Welcome to the new version of the Patents Manual. Please note there are changes to the numbering and sequence of the chapters and pages in the manual. You are encouraged to take the time to explore and familiarise yourself with this new structure.

7.9.1 Principles in Awarding Costs

Date Published

Note: This information applies to awards of costs whether made before, on or after 15 April 2013.

The Federal Court in Patent Gesellschaft AG v Saudi Livestock Transport and Trading 33 IPR 461 set out a number of principles relevant to the award of costs:

  1. As a general proposition, in the absence of special circumstances, costs follow the event but the costs should reflect the degree of success obtained and the successful party may be ordered to pay some costs in respect of unsuccessful aspects of the case. - Hughes v Western Australian Cricket Association Inc (1986) 66 ALR 660; ATPR 40-748, Ruddock v Vardalis [2001] FCA 1865.  Relevant matters in relation to this issue include: relative failures and successes of the parties, time spent on particular issues, the interrelationship between issues, and the level of involvement of the various parties in leading evidence and making submissions at the hearing. – H Lundbeck A/S v Alphapharm Pty Ltd (No 2) [2009] FCAFC 118.
  2. The community's interest in economy and efficiency in litigation may be reflected in qualification of the presumption that a successful party is entitled to its costs. - Dodds Family Investments Pty Ltd v Lane Industries Pty Ltd (1993) 26 IPR 261.
  3. The costs order in a patent case should, where appropriate, reflect the extent to which significant sums of costs have been thrown away by reason of one party, albeit successful overall, raising and pursuing unsuccessful points. - C Van Der Lely NV v Ruston's Engineering Co [1993] RPC 45.
  4. Where a successful party raises issues or allegations improperly or unreasonably, the court may not only deprive him of costs but might order him to pay the whole or part of the unsuccessful party's costs. - Rediffusion Simulation Ltd v Link-Miles Ltd [1993] FSR 369.
  5. However, a successful party who neither improperly nor unreasonably raised issues or made allegations on which he failed ought not to be ordered to pay any part of the unsuccessful party's costs. - Rediffusion Simulation Ltd v Link-Miles Ltd [1993] FSR 369

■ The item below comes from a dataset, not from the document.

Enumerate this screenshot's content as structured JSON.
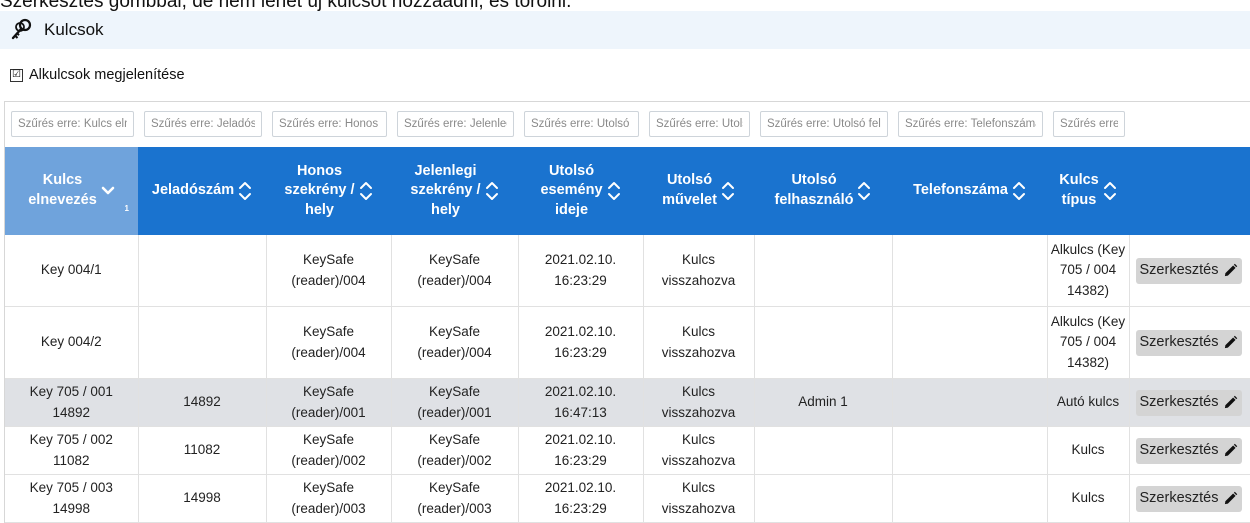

In relation to proceedings discontinued before hearing or determination:

“It will rarely, if ever, be appropriate, where there has been no trial on the merits, for a court determining how the costs of the proceedings should be borne to endeavour to determine for itself the case on the merits or, as it might be put, to determine the outcome of a hypothetical trial” Aussie Red Equipment Pty Ltd v Antsent Pty Ltd [2001] FCA 1641

However in this regard the courts have recognised a distinction between cases where it can be said that one party has effectively surrendered to the other, and cases where some supervening event or settlement so removes or modifies the subject of the dispute that no issue remains except that of costs.  The first type generally will attract the usual award of costs, for example where an opposition or an opposed application is withdrawn.  The second type generally will not attract an award of costs unless it is apparent that one party was almost certain to have succeeded or the conduct of a party otherwise makes an award of costs appropriate. (Kiama Council v Grant [2006] NSWLEC 96, Super Internet Site System Pty Ltd v Sensis Pty Ltd [2006] APO 27, Amgen, Inc. v Genentech, Inc. [2016] APO 15)

Amended Reasons

Amended Reason Date Amended
Back to top